> [Items listed in a dataset]:
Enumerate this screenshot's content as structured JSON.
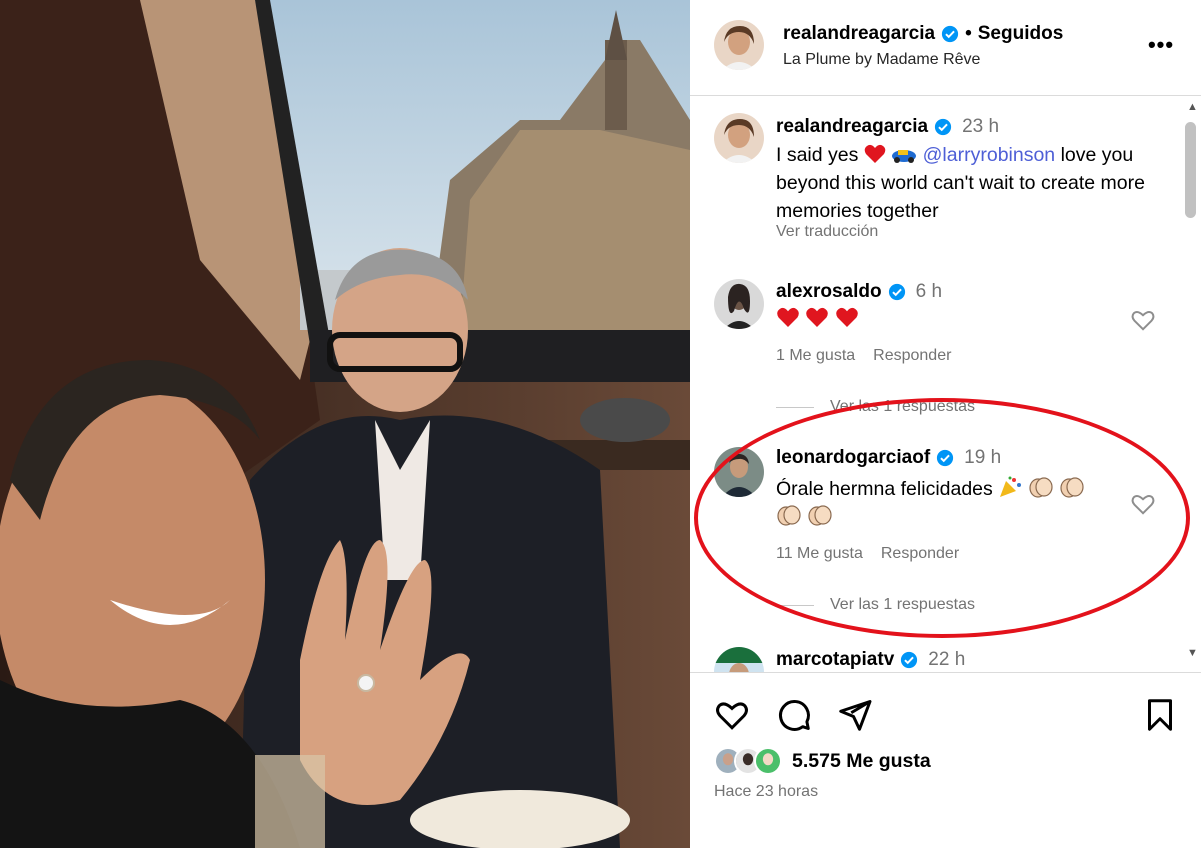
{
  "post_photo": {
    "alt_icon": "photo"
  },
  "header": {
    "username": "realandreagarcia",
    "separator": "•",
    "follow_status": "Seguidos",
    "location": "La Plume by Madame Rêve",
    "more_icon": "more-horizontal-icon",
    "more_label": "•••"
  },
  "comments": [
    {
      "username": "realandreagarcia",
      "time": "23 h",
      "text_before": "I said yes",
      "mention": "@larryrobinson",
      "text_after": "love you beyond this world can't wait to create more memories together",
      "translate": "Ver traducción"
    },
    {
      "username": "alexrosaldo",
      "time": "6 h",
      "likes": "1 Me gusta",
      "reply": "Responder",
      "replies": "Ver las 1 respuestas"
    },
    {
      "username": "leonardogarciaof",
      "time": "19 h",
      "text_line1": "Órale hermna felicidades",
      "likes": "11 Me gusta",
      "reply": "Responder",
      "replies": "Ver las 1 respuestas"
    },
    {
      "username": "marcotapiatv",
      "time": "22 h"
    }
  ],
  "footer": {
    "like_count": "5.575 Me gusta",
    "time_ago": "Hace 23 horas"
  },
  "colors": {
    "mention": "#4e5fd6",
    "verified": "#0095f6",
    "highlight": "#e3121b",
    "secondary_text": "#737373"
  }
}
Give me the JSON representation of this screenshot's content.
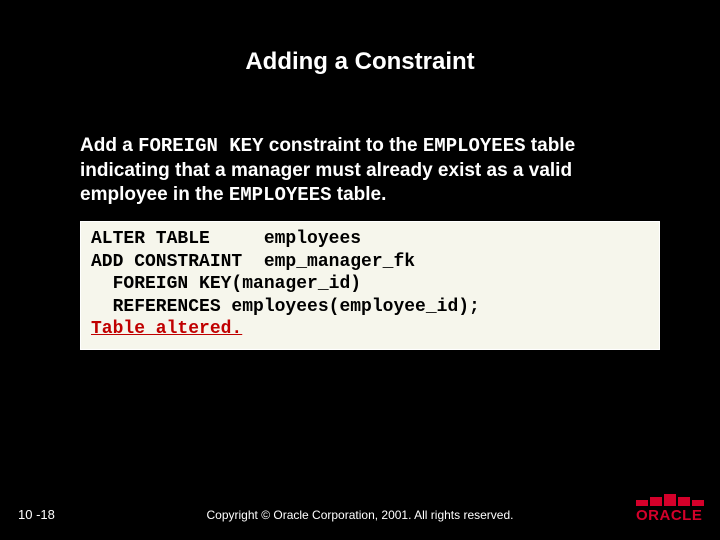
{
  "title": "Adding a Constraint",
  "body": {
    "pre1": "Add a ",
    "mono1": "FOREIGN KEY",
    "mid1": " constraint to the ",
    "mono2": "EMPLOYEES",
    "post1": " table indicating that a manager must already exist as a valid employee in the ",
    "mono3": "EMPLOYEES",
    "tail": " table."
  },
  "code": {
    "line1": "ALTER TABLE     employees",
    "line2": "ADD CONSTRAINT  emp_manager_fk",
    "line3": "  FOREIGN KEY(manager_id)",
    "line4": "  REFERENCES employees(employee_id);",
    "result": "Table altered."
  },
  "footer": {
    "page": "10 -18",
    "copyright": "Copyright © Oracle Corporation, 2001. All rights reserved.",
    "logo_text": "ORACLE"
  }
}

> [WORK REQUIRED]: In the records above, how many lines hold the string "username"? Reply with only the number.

> [THE ANSWER]: 5